### What you need to do
Write out the data in full, exactly as shown.

** Source information follows **

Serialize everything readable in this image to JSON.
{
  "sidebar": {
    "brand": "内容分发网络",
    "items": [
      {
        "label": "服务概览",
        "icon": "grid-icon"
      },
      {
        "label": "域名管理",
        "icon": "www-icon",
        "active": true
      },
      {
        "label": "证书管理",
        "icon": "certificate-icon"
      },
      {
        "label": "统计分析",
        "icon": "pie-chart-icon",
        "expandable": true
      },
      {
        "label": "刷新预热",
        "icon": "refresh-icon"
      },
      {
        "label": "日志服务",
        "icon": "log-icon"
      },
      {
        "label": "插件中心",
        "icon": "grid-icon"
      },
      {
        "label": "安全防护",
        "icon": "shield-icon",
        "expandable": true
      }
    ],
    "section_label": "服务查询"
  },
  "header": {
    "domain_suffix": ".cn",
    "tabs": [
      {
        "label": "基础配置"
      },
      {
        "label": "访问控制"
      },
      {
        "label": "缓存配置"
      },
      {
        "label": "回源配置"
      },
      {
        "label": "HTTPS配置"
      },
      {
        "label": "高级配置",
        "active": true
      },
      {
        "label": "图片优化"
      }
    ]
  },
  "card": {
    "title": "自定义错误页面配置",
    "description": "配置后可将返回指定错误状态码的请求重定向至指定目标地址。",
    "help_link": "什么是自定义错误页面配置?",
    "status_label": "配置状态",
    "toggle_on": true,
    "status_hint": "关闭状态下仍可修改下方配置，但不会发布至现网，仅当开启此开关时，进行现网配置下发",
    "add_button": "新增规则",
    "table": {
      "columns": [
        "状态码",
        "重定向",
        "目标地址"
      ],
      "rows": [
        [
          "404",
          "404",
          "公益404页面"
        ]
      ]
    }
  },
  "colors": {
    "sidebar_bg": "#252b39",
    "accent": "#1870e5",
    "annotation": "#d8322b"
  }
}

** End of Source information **

### Expected output
Serialize everything readable in this image to JSON.
{
  "sidebar": {
    "brand": "内容分发网络",
    "items": [
      {
        "label": "服务概览",
        "icon": "grid-icon"
      },
      {
        "label": "域名管理",
        "icon": "www-icon",
        "active": true
      },
      {
        "label": "证书管理",
        "icon": "certificate-icon"
      },
      {
        "label": "统计分析",
        "icon": "pie-chart-icon",
        "expandable": true
      },
      {
        "label": "刷新预热",
        "icon": "refresh-icon"
      },
      {
        "label": "日志服务",
        "icon": "log-icon"
      },
      {
        "label": "插件中心",
        "icon": "grid-icon"
      },
      {
        "label": "安全防护",
        "icon": "shield-icon",
        "expandable": true
      }
    ],
    "section_label": "服务查询"
  },
  "header": {
    "domain_suffix": ".cn",
    "tabs": [
      {
        "label": "基础配置"
      },
      {
        "label": "访问控制"
      },
      {
        "label": "缓存配置"
      },
      {
        "label": "回源配置"
      },
      {
        "label": "HTTPS配置"
      },
      {
        "label": "高级配置",
        "active": true
      },
      {
        "label": "图片优化"
      }
    ]
  },
  "card": {
    "title": "自定义错误页面配置",
    "description": "配置后可将返回指定错误状态码的请求重定向至指定目标地址。",
    "help_link": "什么是自定义错误页面配置?",
    "status_label": "配置状态",
    "toggle_on": true,
    "status_hint": "关闭状态下仍可修改下方配置，但不会发布至现网，仅当开启此开关时，进行现网配置下发",
    "add_button": "新增规则",
    "table": {
      "columns": [
        "状态码",
        "重定向",
        "目标地址"
      ],
      "rows": [
        [
          "404",
          "404",
          "公益404页面"
        ]
      ]
    }
  },
  "colors": {
    "sidebar_bg": "#252b39",
    "accent": "#1870e5",
    "annotation": "#d8322b"
  }
}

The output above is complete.